The Origins of Diamonds and Diamond Shapes

Diamond Shapes

Diamonds are billions of years old and will likely exist far beyond the lives of their current owners, but how long have they been known to humans? How did they come to hold a place as the most coveted and popular gemstone and the traditional choice for an engagement ring? What’s more, how did the practice of diamond cutting start and from where did different cuts evolve?

The Origin of Diamonds

The word diamond is derived from the Greek word “adamas,” meaning unbreakable or unalterable, and we can trace a human awareness of diamonds back to antiquity. Diamonds were originally discovered in India and sources vary on whether this was between 2500 and 1700 BC  during the Bronze Age or a bit later and closer to 1000 BC. Diamonds made their first recorded appearance in the Sanskrit texts the Arthashastra and Ratnapariksha.

Diamonds were initially used as tools, as well as a form of currency, rather than as a piece of jewelry. The Arthashastra is the first document to describe diamonds as a trade commodity, while the Ratnapariksha provides the first written method for ranking the qualities of a diamond. The Bible even mentions diamonds, referring to their use as a tool: “The sin of Judah is written with a pen of iron, and with the point of a diamond: it is graven on the table of their heart, and on the horns of your altars.” — Jeremiah 17:1

Diamond Engagement Rings

Romans began the tradition of wearing engagement rings with betrothal or ‘truth’ rings that reflected a commitment between individuals (not always strictly marriage). The ring was worn on the third finger of the left hand because Romans believed a vein in this hand connected directly to the heart.

This ring became a symbol of a promise of marriage in the Middle Ages. In 1215, Pope Innocent III declared a mandatory waiting period between betrothal and the actual marriage ceremony. This decree made it necessary for couples to pledge symbols of their promise and as rings were just becoming a crucial part of the wedding ceremony, it made sense to use them as such.
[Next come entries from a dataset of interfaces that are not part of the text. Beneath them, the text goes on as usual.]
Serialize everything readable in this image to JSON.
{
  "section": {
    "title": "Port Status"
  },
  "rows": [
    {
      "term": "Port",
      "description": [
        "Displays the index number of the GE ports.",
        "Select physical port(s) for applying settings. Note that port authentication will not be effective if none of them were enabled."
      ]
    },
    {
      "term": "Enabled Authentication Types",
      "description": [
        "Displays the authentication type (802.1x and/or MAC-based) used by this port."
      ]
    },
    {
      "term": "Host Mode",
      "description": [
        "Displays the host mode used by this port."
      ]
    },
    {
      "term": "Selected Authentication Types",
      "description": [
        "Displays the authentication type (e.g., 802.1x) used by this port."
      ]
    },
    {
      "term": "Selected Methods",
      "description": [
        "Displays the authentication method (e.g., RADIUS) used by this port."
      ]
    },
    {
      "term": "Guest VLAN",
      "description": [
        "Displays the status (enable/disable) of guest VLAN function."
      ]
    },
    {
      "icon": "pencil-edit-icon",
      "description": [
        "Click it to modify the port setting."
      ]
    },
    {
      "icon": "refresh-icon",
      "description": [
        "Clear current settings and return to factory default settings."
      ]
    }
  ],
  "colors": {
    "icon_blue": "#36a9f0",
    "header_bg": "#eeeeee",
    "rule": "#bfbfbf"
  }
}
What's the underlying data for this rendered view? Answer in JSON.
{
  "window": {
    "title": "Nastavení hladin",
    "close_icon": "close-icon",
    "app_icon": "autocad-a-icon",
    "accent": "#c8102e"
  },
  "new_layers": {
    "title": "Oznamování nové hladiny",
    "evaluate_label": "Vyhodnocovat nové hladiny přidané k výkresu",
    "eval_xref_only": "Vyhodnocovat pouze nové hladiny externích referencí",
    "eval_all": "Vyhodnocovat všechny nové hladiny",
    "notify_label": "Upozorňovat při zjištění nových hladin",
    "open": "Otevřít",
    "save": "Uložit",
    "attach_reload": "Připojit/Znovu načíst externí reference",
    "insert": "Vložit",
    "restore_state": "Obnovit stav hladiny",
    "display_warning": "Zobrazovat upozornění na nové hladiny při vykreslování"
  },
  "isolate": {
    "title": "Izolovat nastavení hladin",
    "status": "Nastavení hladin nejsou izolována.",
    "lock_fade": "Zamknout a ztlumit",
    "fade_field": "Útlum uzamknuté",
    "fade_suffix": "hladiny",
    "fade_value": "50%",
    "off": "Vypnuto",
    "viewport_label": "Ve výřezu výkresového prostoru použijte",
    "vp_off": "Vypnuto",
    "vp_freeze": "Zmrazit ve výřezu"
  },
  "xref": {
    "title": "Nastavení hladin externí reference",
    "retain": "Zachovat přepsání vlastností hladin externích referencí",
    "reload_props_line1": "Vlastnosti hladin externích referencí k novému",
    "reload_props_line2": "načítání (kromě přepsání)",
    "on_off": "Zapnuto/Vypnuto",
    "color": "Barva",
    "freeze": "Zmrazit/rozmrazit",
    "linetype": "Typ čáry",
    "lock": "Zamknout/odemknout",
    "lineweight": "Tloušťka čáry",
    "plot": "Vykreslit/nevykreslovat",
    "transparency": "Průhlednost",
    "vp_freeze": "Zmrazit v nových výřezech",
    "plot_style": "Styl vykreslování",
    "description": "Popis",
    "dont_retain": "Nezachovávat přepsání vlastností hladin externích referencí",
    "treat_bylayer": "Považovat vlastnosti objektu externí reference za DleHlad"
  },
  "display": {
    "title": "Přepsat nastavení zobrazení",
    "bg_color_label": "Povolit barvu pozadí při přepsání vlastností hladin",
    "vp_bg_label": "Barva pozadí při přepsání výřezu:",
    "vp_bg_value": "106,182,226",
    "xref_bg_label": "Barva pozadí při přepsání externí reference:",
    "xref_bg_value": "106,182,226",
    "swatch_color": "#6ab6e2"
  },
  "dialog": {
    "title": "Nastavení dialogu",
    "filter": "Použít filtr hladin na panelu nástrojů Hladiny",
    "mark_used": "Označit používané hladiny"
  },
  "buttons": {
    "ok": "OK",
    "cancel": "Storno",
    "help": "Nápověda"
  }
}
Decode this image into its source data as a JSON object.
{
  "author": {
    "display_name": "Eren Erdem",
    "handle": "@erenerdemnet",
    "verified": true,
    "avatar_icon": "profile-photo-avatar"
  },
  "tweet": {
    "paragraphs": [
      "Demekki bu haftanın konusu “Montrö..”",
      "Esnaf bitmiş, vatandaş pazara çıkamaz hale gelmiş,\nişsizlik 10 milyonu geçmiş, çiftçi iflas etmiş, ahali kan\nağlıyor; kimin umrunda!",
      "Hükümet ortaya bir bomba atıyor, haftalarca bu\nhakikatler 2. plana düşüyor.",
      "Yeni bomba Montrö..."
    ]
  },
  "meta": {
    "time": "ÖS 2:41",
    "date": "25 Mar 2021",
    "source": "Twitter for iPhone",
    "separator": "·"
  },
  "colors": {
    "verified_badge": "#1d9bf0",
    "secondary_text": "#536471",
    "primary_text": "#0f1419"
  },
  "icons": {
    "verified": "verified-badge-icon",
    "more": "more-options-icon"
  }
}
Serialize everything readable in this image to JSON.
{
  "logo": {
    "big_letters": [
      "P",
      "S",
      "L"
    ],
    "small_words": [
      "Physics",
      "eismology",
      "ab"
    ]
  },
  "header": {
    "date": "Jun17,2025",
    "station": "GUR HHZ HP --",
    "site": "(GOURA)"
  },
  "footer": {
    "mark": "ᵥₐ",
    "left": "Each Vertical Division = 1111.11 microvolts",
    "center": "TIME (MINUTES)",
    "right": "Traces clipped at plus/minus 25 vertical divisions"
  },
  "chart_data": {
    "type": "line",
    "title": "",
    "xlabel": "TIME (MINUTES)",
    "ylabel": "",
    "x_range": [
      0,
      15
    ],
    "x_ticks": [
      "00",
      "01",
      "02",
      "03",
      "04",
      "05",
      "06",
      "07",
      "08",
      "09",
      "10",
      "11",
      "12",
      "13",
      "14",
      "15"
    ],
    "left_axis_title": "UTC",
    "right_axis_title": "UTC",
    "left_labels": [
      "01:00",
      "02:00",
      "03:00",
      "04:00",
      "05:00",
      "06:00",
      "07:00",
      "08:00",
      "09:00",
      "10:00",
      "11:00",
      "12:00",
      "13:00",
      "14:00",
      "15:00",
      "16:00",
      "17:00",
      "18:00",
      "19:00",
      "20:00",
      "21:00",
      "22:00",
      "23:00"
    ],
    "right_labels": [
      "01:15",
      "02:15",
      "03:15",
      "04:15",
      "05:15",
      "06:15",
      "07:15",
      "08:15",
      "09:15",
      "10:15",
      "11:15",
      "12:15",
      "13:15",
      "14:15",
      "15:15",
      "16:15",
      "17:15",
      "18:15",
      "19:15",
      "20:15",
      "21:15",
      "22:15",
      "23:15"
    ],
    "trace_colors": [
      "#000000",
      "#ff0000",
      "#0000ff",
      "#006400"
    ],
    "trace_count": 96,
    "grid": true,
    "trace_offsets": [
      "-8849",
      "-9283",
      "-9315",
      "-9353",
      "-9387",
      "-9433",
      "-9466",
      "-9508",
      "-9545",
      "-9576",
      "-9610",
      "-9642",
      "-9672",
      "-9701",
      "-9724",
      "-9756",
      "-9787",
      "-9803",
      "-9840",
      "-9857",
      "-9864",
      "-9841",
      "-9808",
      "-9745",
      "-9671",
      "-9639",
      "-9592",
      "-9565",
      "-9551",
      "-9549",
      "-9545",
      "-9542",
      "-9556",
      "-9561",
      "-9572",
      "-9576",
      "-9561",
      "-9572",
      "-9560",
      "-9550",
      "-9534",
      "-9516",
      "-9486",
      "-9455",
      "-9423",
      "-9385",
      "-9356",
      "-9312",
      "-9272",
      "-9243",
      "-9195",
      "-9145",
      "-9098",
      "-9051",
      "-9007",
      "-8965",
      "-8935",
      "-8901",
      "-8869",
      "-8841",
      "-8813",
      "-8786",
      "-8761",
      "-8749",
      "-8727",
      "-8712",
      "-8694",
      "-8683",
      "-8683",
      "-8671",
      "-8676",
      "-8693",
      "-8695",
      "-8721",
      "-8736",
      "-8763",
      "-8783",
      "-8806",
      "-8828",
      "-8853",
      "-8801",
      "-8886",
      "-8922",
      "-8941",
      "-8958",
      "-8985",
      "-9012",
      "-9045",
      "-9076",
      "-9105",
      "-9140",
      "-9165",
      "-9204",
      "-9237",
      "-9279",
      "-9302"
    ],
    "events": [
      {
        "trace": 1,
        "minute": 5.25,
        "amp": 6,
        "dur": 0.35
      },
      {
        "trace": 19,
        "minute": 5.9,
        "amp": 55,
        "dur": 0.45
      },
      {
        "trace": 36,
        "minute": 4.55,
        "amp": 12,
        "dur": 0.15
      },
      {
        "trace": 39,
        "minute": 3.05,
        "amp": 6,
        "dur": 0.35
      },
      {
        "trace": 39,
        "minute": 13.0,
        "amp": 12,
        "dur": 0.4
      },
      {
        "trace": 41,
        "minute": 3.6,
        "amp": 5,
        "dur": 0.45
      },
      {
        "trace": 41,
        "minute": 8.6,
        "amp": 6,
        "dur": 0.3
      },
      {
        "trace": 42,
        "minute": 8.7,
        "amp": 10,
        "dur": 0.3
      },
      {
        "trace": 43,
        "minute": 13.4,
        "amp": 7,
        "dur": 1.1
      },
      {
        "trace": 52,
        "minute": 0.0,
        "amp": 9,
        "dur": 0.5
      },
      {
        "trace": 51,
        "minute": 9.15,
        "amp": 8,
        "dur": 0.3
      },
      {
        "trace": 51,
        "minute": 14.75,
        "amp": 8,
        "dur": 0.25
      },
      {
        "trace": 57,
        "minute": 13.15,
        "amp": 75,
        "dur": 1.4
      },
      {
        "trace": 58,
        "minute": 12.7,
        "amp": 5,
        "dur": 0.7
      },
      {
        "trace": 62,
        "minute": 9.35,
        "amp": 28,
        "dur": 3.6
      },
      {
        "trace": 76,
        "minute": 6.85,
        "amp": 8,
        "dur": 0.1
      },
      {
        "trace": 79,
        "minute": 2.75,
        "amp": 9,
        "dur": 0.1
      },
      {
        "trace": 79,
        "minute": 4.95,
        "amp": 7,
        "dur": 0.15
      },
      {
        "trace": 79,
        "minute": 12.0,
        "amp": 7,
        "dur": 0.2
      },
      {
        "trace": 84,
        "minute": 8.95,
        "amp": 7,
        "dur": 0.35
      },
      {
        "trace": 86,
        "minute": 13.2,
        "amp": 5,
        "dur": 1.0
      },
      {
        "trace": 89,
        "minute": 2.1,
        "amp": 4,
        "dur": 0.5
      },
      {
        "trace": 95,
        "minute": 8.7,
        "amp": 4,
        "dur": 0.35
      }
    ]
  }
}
Archduke Maximillian of Austria commissioned the first diamond engagement ring in 1477 for Mary of Burgundy, with whom he was said to be deeply in love. This sparked a tradition of diamond engagement rings that continues to this day.

Diamond Cuts

The history of diamond cutting is murky, with no one being certain where the practice first emerged. The most definitive signs begin in Venice in the 1330s. Today, a wide variety of diamond cuts and styles exist with strict parameters governing quality and style, but in the early days, cuts were limited by the tools of their merchants.

The earliest cuts were simple point and table cuts, with the point cut following the natural cut of the diamond and table cuts being the first to use faceting. The similar step cut followed the table cut, which evolved into what has been known as an emerald cut since the 1940s. Though Venice was the first cutting center, the economic center of gravity shifted north at the end of the 15th century and Paris, Antwerp, and Brussels emerged as the primary polishing centers in Europe. Here, diamond cutting mills began to focus energy and attention on new methods of cutting and polishing rough stones.

During the 16th century, tools were developed that enabled the invention of the rose and transition cuts. This was when the process of faceting really took hold, allowing for an expansion of shapes. The “rose cut” resembled a rose, while other shapes also became possible. In 1562, Mary Queen of Scots famously gifted her cousin Queen Elizabeth I a heart-shaped diamond ring as a symbol of friendship (Elizabeth perhaps did not appreciate the gift, considering she later sentenced her cousin to death by beheading). In 1600, claw or prong settings were first used to secure diamonds in rings and other jewelry.

These techniques endured until the 18th century when diamond production in Brazil also brought the rise of the round and cushion cut diamonds, including the old mine cut, the grandfather of our modern brilliant cut. At this time, diamond cutting was becoming more inventive, though diamonds still remained largely in the hands of the aristocracy. King Louis XV of France cheekily had his jeweler cut a diamond to reflect the shape of his mistress’ mouth, the Madame de Pompadour, a cut now known as the marquise or navette.

diamond shapes

Diamonds and the Modern Age

Diamonds remained the domain of the aristocracy until the late 19th century, when the discovery of the Kimberly mine in South Africa made the sale of diamonds boom at a prodigious rate. No longer quite as rare and with the powerful marketing of De Beers behind them, diamonds were available to anyone who could afford to buy one. This, combined with the sale of the French crown jewels (as an outdated symbol of the monarchy) in the 1870s to a series of buyers including New York based Tiffany & Co., launched a diamond craze that continues to this day. In 1931, the Gemological Institute of America (GIA) was founded by Robert M. Shipley, which implemented a series of grading parameters for cut, clarity, size, and more to aid in the pricing of diamonds for the consumer market.

As the twentieth century continued, we not only saw the development of stricter regulations for diamond cutting and diamond mining, but also the rise of the diamond in pop culture. From the iconic blue box of Tiffany’s to the mythic “Heart of the Ocean” at the center of Titanic, diamonds have captured our public imagination and are firmly entrenched in our history.